Daytime atmospheric oxidation chemistry is conventionally considered to be driven primarily by the OH radical, formed via photolytic sources. In this paper we examine how, during winter when photolytic processes are slow, chlorine chemistry can have a significant impact on oxidative processes in the urban boundary layer. Photolysis of nitryl chloride (ClNO2) provides a significant source of chlorine atoms, which enhances the oxidation of volatile organic compounds (VOCs) and the production of atmospheric pollutants.
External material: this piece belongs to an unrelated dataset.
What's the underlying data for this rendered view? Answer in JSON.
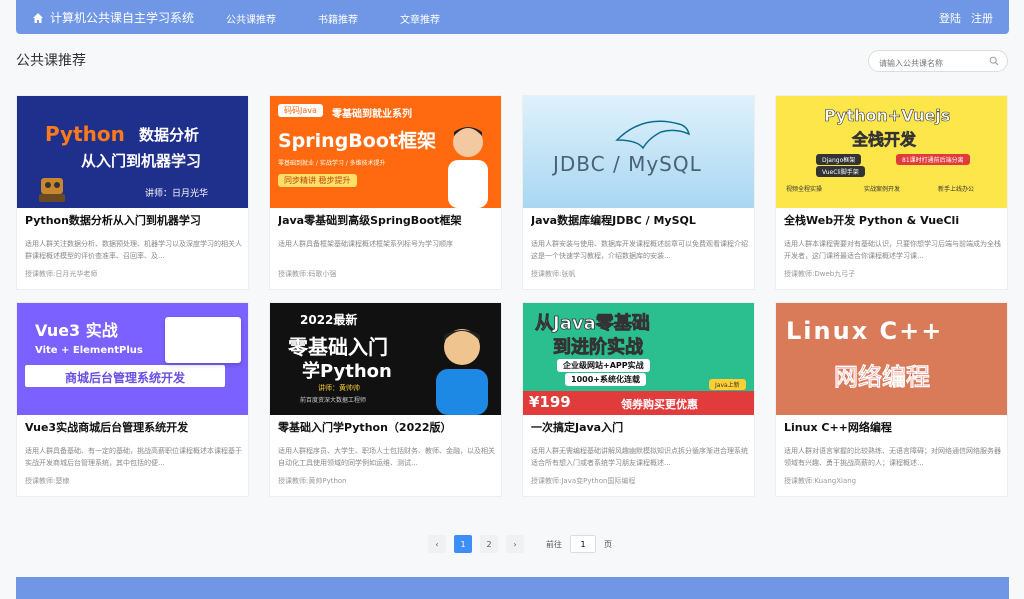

We present a set of observations of ClNO2 and HONO made at urban locations in central England in December 2014 and February 2016. While direct emissions and in-situ chemical formation of HONO continue throughout the day, ClNO2 is only formed at night and is usually completely photolyzed by midday. Our data show that, during winter, ClNO2 often persists through the daylight hours at mixing ratios above 10–20 ppt (on average). In addition, relatively high mixing ratios of daytime HONO (>65 ppt) provide a strong source of OH radicals throughout the day. The combined effects of ClNO2 and HONO result in sustained sources of Cl and OH radicals from sunrise to sunset, which form additional ozone, PAN, oxygenated VOCs, and secondary organic aerosol. We show that radical sources such as ClNO2 and HONO can lead to a surprisingly photoactive urban atmosphere during winter and should therefore be included in atmospheric chemical models.
Bibliographical noteFunding Information:
This work was supported by the UK Natural Environment Research Council [grant numbers: NE/K004069/1 and NE/M013545/1 ].
- Nitrous acid
- Nitryl chloride
- OH radical
- Tropospheric ozone
ASJC Scopus subject areas
- Health, Toxicology and Mutagenesis